Trojans and other malware have been discoverd at City College of San Francisco, with some stories indicating the malware has been in place for over 10 years. I suspect (hope?) that this is a misquote, and that the speaker meant to say that malware has been a problem during that period! I have not found any information positively confirming the duration of the infection, but the original article appears to imply that the malware was present for over 10 years. Why was this not detected earlier, how did it manage to remain in place for so long?
It appears as is the case in many educational institutions, budgets are tight, interest is low, and apathy runs high. Passwords went unchanged for at least as long as the infection, security controls were extermely lax, and even after filtering controls were brought in, demand for access to highly questionable material was often approved if minimal pressure was applied. As a result, a keystroke logger is among at least 7 flavors of malware found operating within the network, and is known to have stolen personal banking information and other data from at least one individual, and potentially hundreds of thousands of students, faculty and administrators.
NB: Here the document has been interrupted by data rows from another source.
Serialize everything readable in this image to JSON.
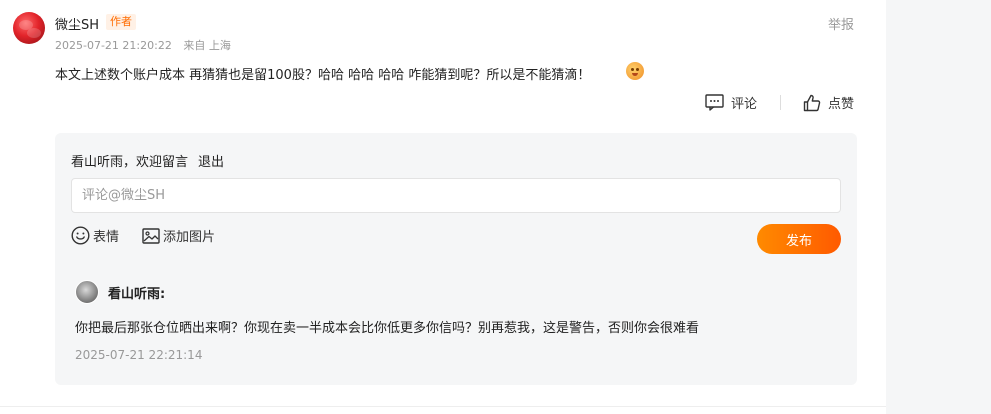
{
  "comment": {
    "username": "微尘SH",
    "author_badge": "作者",
    "timestamp": "2025-07-21 21:20:22",
    "location": "来自 上海",
    "report_label": "举报",
    "text": "本文上述数个账户成本 再猜猜也是留100股？哈哈 哈哈 哈哈 咋能猜到呢？所以是不能猜滴！",
    "emoji_icon": "blushing-face-icon",
    "actions": {
      "comment_label": "评论",
      "like_label": "点赞"
    }
  },
  "reply_box": {
    "greeting": "看山听雨，欢迎留言",
    "logout_label": "退出",
    "input_placeholder": "评论@微尘SH",
    "input_value": "",
    "emoji_label": "表情",
    "image_label": "添加图片",
    "publish_label": "发布"
  },
  "reply": {
    "name": "看山听雨:",
    "text": "你把最后那张仓位晒出来啊？你现在卖一半成本会比你低更多你信吗？别再惹我，这是警告，否则你会很难看",
    "timestamp": "2025-07-21 22:21:14"
  },
  "colors": {
    "accent": "#ff6c00",
    "badge_bg": "#fff1e6",
    "panel_bg": "#f5f6f7",
    "muted_text": "#999999",
    "publish_gradient_start": "#ff8a00",
    "publish_gradient_end": "#ff5a00"
  }
}
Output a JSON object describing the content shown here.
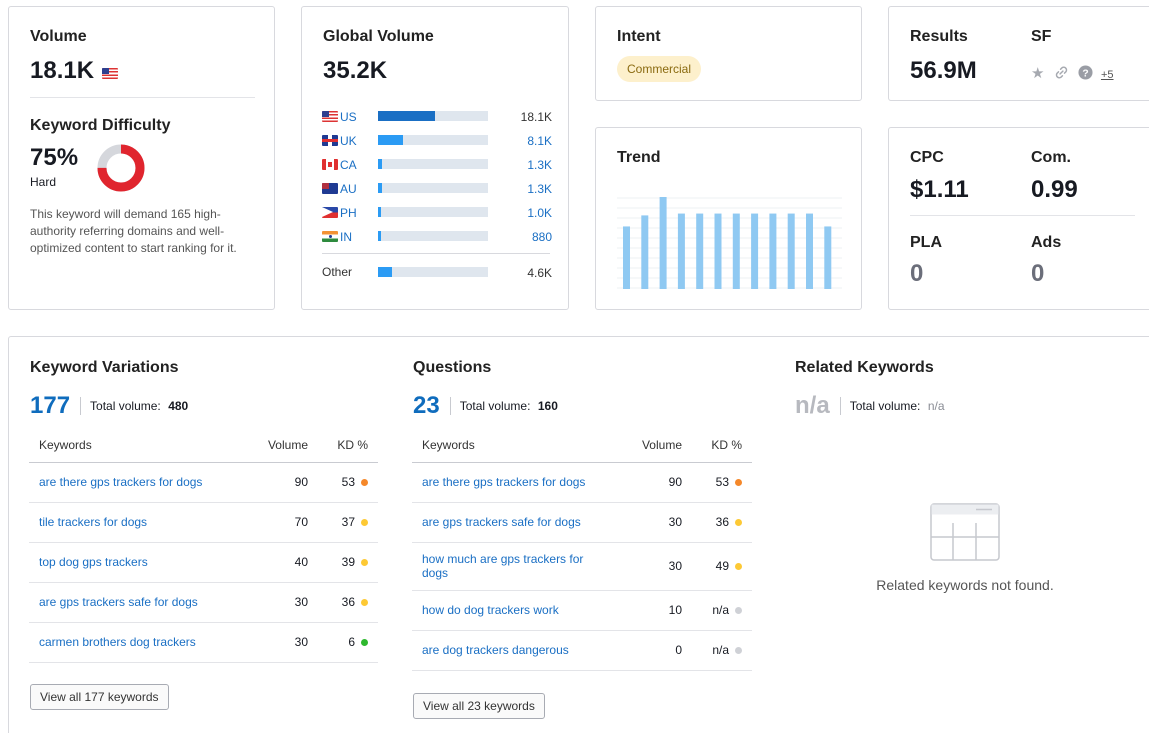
{
  "volume": {
    "label": "Volume",
    "value": "18.1K"
  },
  "kd": {
    "label": "Keyword Difficulty",
    "percent": "75%",
    "percent_value": 75,
    "level": "Hard",
    "description": "This keyword will demand 165 high-authority referring domains and well-optimized content to start ranking for it."
  },
  "global_volume": {
    "label": "Global Volume",
    "value": "35.2K",
    "countries": [
      {
        "code": "US",
        "flag": "flag-us",
        "value": "18.1K",
        "share": 0.52
      },
      {
        "code": "UK",
        "flag": "flag-uk",
        "value": "8.1K",
        "share": 0.23
      },
      {
        "code": "CA",
        "flag": "flag-ca",
        "value": "1.3K",
        "share": 0.035
      },
      {
        "code": "AU",
        "flag": "flag-au",
        "value": "1.3K",
        "share": 0.035
      },
      {
        "code": "PH",
        "flag": "flag-ph",
        "value": "1.0K",
        "share": 0.03
      },
      {
        "code": "IN",
        "flag": "flag-in",
        "value": "880",
        "share": 0.025
      }
    ],
    "other": {
      "label": "Other",
      "value": "4.6K",
      "share": 0.13
    }
  },
  "intent": {
    "label": "Intent",
    "badge": "Commercial"
  },
  "trend": {
    "label": "Trend",
    "values": [
      0.68,
      0.8,
      1.0,
      0.82,
      0.82,
      0.82,
      0.82,
      0.82,
      0.82,
      0.82,
      0.82,
      0.68
    ]
  },
  "results": {
    "label": "Results",
    "value": "56.9M"
  },
  "sf": {
    "label": "SF",
    "more": "+5",
    "icons": [
      "star-icon",
      "link-icon",
      "question-icon"
    ]
  },
  "cpc": {
    "label": "CPC",
    "value": "$1.11"
  },
  "com": {
    "label": "Com.",
    "value": "0.99"
  },
  "pla": {
    "label": "PLA",
    "value": "0"
  },
  "ads": {
    "label": "Ads",
    "value": "0"
  },
  "variations": {
    "title": "Keyword Variations",
    "count": "177",
    "total_label": "Total volume:",
    "total": "480",
    "col_keywords": "Keywords",
    "col_volume": "Volume",
    "col_kd": "KD %",
    "rows": [
      {
        "kw": "are there gps trackers for dogs",
        "vol": "90",
        "kd": "53",
        "color": "#f5882a"
      },
      {
        "kw": "tile trackers for dogs",
        "vol": "70",
        "kd": "37",
        "color": "#fdc935"
      },
      {
        "kw": "top dog gps trackers",
        "vol": "40",
        "kd": "39",
        "color": "#fdc935"
      },
      {
        "kw": "are gps trackers safe for dogs",
        "vol": "30",
        "kd": "36",
        "color": "#fdc935"
      },
      {
        "kw": "carmen brothers dog trackers",
        "vol": "30",
        "kd": "6",
        "color": "#2eb82e"
      }
    ],
    "button": "View all 177 keywords"
  },
  "questions": {
    "title": "Questions",
    "count": "23",
    "total_label": "Total volume:",
    "total": "160",
    "col_keywords": "Keywords",
    "col_volume": "Volume",
    "col_kd": "KD %",
    "rows": [
      {
        "kw": "are there gps trackers for dogs",
        "vol": "90",
        "kd": "53",
        "color": "#f5882a"
      },
      {
        "kw": "are gps trackers safe for dogs",
        "vol": "30",
        "kd": "36",
        "color": "#fdc935"
      },
      {
        "kw": "how much are gps trackers for dogs",
        "vol": "30",
        "kd": "49",
        "color": "#fdc935"
      },
      {
        "kw": "how do dog trackers work",
        "vol": "10",
        "kd": "n/a",
        "color": "#cfd1d6"
      },
      {
        "kw": "are dog trackers dangerous",
        "vol": "0",
        "kd": "n/a",
        "color": "#cfd1d6"
      }
    ],
    "button": "View all 23 keywords"
  },
  "related": {
    "title": "Related Keywords",
    "count": "n/a",
    "total_label": "Total volume:",
    "total": "n/a",
    "empty": "Related keywords not found."
  }
}
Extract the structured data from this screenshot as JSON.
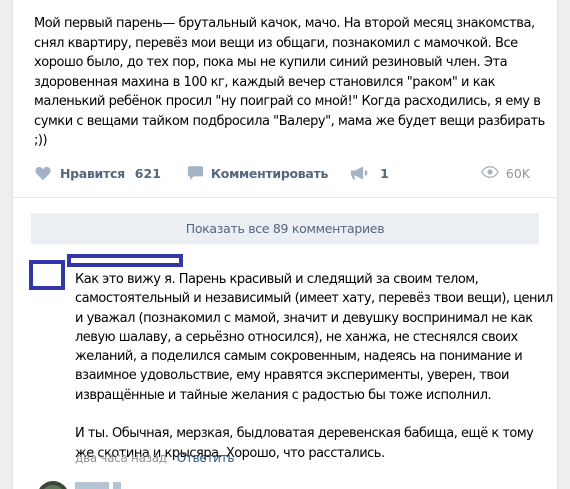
{
  "post": {
    "text": "Мой первый парень— брутальный качок, мачо. На второй месяц знакомства, снял квартиру, перевёз мои вещи из общаги, познакомил с мамочкой. Все хорошо было, до тех пор, пока мы не купили синий резиновый член. Эта здоровенная махина в 100 кг, каждый вечер становился \"раком\" и как маленький ребёнок просил \"ну поиграй со мной!\" Когда расходились, я ему в сумки с вещами тайком подбросила \"Валеру\", мама же будет вещи разбирать ;))"
  },
  "actions": {
    "like_label": "Нравится",
    "like_count": "621",
    "comment_label": "Комментировать",
    "share_count": "1",
    "views_count": "60K"
  },
  "comments": {
    "show_all_label": "Показать все 89 комментариев",
    "items": [
      {
        "text": "Как это вижу я. Парень красивый и следящий за своим телом, самостоятельный и независимый (имеет хату, перевёз твои вещи), ценил и уважал (познакомил с мамой, значит и девушку воспринимал не как левую шалаву, а серьёзно относился), не ханжа, не стеснялся своих желаний, а поделился самым сокровенным, надеясь на понимание и взаимное удовольствие, ему нравятся эксперименты, уверен, твои извращённые и тайные желания с радостью бы тоже исполнил.\n\nИ ты. Обычная, мерзкая, быдловатая деревенская бабища, ещё к тому же скотина и крысяра. Хорошо, что расстались.",
        "time": "два часа назад",
        "reply_label": "Ответить"
      }
    ]
  },
  "colors": {
    "link": "#2a5885",
    "action_gray": "#55677d",
    "redaction_box": "#3336a8",
    "muted": "#939393"
  },
  "icons": {
    "like": "heart-icon",
    "comment": "speech-bubble-icon",
    "share": "megaphone-icon",
    "views": "eye-icon"
  }
}
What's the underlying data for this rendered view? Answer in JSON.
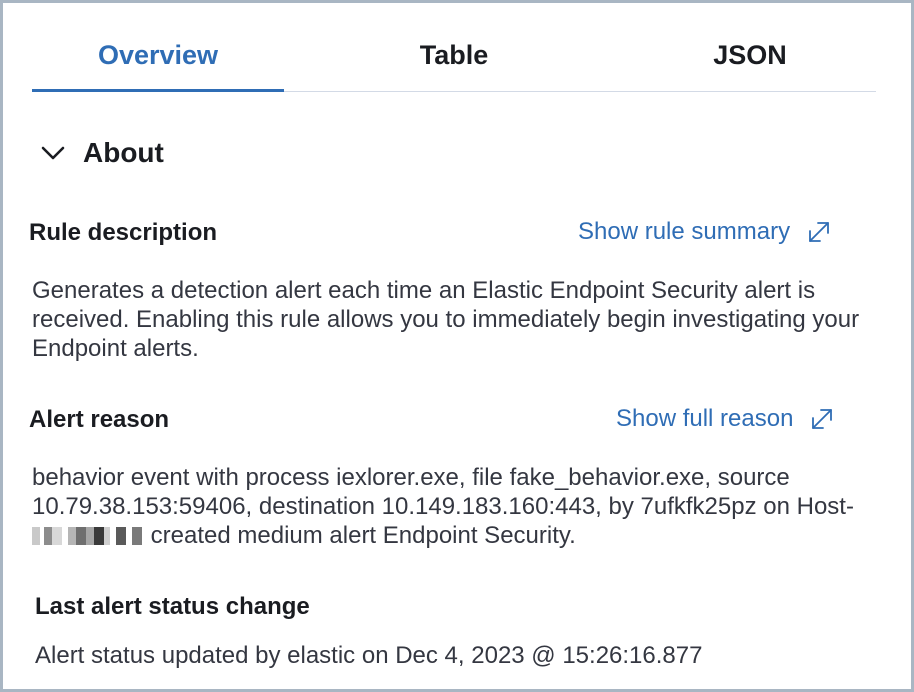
{
  "tabs": [
    {
      "label": "Overview",
      "active": true
    },
    {
      "label": "Table",
      "active": false
    },
    {
      "label": "JSON",
      "active": false
    }
  ],
  "about": {
    "label": "About",
    "expanded": true,
    "icon": "chevron-down-icon"
  },
  "rule_description": {
    "title": "Rule description",
    "link_label": "Show rule summary",
    "link_icon": "popout-icon",
    "text": "Generates a detection alert each time an Elastic Endpoint Security alert is received. Enabling this rule allows you to immediately begin investigating your Endpoint alerts."
  },
  "alert_reason": {
    "title": "Alert reason",
    "link_label": "Show full reason",
    "link_icon": "popout-icon",
    "text_before": "behavior event with process iexlorer.exe, file fake_behavior.exe, source 10.79.38.153:59406, destination 10.149.183.160:443, by 7ufkfk25pz on Host-",
    "text_after": " created medium alert Endpoint Security."
  },
  "last_status_change": {
    "title": "Last alert status change",
    "text": "Alert status updated by elastic on Dec 4, 2023 @ 15:26:16.877"
  },
  "colors": {
    "accent": "#2f6db5",
    "border": "#a9b6c3",
    "text": "#1a1c21"
  }
}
The college employs 3,000 employees, and hosts about 100,000 students every year.
The college identified the infection in late November 2010 after it noticed that there were gaps in server logs located in the campus computer lab. An AP story about the incident indicates that at 10:00 PM every day, the malware would troll through the network looking for data to send overseas. During the investigation, the IT department saw communication with many foreign countries, including Russia and China. There has been only one confirmed case of personal banking information being captured in this incident that I am aware of.
Upon learning of the breach, the college contained the incident by closing off the infected computer lab, removing the affected server from service, and scanning desktop computers for malware. Many desktops were found to also be infected. The college community was notified by e-mail on Jan. 13. The IT department has since reconfigured the campus firewalls, improved password security controls, updated and created new security protocols, is developing a network segmentation strategy, and is preparing to install new security hardware.
It will be interesting to see what the fallout is regarding how many users are actually impacted by this breach, if there is any way to figure all that out. What’s on your network?